List all lines of the data that include the string "level".
Start of THE INPUT
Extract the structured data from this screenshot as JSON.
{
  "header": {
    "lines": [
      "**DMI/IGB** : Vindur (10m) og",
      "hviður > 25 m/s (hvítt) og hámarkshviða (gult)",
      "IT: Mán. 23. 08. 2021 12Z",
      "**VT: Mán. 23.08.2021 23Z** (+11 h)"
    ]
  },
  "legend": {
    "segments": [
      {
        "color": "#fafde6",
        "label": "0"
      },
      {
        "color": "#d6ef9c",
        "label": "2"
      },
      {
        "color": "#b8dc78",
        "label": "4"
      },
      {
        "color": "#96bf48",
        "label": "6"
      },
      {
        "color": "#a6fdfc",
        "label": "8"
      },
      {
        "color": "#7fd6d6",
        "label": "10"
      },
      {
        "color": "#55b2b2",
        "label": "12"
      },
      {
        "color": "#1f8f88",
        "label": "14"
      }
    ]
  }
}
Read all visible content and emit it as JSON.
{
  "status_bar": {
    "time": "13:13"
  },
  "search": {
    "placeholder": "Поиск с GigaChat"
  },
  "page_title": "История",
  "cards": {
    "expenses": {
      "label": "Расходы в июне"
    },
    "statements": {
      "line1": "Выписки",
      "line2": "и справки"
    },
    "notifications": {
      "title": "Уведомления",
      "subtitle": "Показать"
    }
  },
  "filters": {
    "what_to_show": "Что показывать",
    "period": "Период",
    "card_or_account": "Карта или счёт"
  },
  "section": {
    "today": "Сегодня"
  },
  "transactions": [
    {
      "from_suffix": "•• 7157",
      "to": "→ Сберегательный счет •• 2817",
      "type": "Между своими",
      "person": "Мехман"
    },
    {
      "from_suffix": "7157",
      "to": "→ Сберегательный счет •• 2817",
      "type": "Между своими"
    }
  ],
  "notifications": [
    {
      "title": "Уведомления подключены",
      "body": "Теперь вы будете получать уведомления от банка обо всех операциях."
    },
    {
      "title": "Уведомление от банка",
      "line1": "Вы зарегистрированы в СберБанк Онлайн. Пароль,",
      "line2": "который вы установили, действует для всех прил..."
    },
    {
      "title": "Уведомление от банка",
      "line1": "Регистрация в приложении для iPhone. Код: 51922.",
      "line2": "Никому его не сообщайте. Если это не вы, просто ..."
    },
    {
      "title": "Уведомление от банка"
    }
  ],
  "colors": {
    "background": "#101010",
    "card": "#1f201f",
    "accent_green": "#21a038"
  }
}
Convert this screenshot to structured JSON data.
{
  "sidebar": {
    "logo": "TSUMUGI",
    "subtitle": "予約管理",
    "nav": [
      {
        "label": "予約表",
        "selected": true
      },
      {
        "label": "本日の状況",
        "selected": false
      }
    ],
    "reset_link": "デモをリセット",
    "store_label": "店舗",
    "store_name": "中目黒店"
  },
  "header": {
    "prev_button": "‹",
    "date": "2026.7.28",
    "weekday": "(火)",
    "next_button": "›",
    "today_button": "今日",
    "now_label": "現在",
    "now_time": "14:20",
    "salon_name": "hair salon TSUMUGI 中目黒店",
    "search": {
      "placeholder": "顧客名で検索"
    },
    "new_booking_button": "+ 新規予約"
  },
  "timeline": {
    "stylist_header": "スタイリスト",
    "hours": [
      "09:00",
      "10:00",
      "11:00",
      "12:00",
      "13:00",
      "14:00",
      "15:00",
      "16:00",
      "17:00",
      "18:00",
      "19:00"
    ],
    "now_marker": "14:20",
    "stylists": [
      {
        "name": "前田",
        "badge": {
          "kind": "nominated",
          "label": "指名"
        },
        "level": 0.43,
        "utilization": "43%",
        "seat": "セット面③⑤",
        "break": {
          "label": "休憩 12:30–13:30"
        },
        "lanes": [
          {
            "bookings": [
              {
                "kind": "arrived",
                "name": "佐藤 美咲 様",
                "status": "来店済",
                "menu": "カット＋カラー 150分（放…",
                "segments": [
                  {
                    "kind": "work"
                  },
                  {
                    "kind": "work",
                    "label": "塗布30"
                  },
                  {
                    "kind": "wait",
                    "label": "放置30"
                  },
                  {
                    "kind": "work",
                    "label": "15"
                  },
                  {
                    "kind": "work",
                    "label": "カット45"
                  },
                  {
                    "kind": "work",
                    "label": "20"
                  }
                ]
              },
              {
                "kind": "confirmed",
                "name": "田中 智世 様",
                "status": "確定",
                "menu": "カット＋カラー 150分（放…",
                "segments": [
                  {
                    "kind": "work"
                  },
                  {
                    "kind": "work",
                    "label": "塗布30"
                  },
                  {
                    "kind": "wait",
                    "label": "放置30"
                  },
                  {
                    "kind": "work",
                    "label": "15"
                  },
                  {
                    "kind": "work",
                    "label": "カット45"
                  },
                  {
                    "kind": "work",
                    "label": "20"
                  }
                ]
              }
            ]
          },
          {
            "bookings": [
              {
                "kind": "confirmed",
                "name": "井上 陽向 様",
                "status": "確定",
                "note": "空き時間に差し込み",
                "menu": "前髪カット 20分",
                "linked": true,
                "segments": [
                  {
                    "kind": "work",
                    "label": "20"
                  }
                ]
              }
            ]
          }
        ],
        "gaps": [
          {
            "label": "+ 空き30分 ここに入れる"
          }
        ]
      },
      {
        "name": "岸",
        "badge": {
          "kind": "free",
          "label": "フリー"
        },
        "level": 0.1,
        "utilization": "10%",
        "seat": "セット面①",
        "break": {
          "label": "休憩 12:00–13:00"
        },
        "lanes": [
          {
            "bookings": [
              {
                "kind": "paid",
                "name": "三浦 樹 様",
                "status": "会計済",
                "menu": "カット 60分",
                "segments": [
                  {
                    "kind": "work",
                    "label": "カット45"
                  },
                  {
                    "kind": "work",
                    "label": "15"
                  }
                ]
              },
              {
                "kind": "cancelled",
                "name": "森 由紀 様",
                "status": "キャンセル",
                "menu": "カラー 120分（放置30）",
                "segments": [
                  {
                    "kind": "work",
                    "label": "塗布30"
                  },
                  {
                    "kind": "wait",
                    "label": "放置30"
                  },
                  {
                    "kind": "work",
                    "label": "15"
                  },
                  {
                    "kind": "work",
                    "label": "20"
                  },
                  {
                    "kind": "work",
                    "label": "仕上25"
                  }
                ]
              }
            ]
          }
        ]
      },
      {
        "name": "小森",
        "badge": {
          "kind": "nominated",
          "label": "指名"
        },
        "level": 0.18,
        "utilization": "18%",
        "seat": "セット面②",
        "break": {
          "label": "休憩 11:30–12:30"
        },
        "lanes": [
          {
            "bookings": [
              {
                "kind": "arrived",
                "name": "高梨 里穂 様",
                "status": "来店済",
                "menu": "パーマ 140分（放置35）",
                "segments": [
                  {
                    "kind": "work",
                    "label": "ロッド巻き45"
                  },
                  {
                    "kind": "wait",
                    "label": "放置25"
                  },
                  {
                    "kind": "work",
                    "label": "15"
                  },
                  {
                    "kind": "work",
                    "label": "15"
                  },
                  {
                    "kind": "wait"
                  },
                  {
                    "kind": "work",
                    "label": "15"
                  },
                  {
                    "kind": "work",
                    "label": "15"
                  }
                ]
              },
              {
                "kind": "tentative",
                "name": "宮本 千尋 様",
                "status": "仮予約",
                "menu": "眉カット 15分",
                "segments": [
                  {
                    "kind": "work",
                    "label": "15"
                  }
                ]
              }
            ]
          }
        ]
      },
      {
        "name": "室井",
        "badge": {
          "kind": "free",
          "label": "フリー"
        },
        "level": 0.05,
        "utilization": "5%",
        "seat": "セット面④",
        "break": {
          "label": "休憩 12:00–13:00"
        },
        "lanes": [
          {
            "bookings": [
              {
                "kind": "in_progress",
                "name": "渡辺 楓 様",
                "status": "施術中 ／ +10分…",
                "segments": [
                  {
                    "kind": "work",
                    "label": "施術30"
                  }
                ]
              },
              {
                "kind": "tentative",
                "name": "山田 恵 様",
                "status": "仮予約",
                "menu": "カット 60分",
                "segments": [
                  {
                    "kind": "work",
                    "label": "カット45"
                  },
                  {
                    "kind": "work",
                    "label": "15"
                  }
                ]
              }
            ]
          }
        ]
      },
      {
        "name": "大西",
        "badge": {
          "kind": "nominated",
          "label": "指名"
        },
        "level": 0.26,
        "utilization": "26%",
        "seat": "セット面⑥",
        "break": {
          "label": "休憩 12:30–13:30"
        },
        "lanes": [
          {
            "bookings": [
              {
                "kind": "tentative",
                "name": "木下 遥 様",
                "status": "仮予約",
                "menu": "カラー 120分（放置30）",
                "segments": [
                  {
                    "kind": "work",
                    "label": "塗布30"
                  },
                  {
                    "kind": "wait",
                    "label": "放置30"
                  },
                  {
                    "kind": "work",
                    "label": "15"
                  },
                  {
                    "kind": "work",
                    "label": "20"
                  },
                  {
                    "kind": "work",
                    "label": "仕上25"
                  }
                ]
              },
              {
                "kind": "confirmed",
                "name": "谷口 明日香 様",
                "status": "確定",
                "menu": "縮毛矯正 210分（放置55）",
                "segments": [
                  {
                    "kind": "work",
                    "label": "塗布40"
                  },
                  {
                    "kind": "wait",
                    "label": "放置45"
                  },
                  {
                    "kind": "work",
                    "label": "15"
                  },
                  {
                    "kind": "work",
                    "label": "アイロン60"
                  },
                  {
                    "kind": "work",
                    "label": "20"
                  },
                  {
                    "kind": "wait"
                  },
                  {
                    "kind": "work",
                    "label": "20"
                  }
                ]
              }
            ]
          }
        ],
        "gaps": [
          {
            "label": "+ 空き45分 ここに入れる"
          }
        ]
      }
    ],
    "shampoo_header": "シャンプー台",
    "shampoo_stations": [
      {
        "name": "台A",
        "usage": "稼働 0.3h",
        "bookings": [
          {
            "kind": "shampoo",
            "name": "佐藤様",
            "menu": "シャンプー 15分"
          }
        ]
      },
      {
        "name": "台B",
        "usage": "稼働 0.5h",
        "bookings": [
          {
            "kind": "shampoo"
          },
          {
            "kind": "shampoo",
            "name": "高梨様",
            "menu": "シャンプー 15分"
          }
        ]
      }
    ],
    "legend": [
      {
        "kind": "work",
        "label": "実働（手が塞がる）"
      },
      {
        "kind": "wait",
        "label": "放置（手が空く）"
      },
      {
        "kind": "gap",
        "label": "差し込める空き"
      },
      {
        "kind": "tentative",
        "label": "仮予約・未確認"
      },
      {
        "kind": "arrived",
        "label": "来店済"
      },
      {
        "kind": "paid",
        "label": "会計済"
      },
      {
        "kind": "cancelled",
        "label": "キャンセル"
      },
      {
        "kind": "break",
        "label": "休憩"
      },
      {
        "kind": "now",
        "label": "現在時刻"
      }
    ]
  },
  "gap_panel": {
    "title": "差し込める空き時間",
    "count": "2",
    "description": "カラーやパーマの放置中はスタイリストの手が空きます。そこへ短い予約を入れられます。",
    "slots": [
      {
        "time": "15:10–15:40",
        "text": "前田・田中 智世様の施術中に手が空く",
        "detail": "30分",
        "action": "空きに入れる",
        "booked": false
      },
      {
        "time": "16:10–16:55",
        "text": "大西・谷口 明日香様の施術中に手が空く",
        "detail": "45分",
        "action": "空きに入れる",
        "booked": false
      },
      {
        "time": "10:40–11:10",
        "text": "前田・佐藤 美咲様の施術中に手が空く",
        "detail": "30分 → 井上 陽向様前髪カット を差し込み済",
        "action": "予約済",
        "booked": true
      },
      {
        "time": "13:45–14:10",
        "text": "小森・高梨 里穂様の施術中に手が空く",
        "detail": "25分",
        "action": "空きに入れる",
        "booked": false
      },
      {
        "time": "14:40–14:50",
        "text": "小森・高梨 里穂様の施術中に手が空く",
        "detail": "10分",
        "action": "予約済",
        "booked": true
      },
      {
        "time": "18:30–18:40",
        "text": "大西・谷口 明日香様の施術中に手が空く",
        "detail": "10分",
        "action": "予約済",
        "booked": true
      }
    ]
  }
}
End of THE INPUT
**ANSWER SECTION**
        "level": 0.43,
        "level": 0.1,
        "level": 0.18,
        "level": 0.05,
        "level": 0.26,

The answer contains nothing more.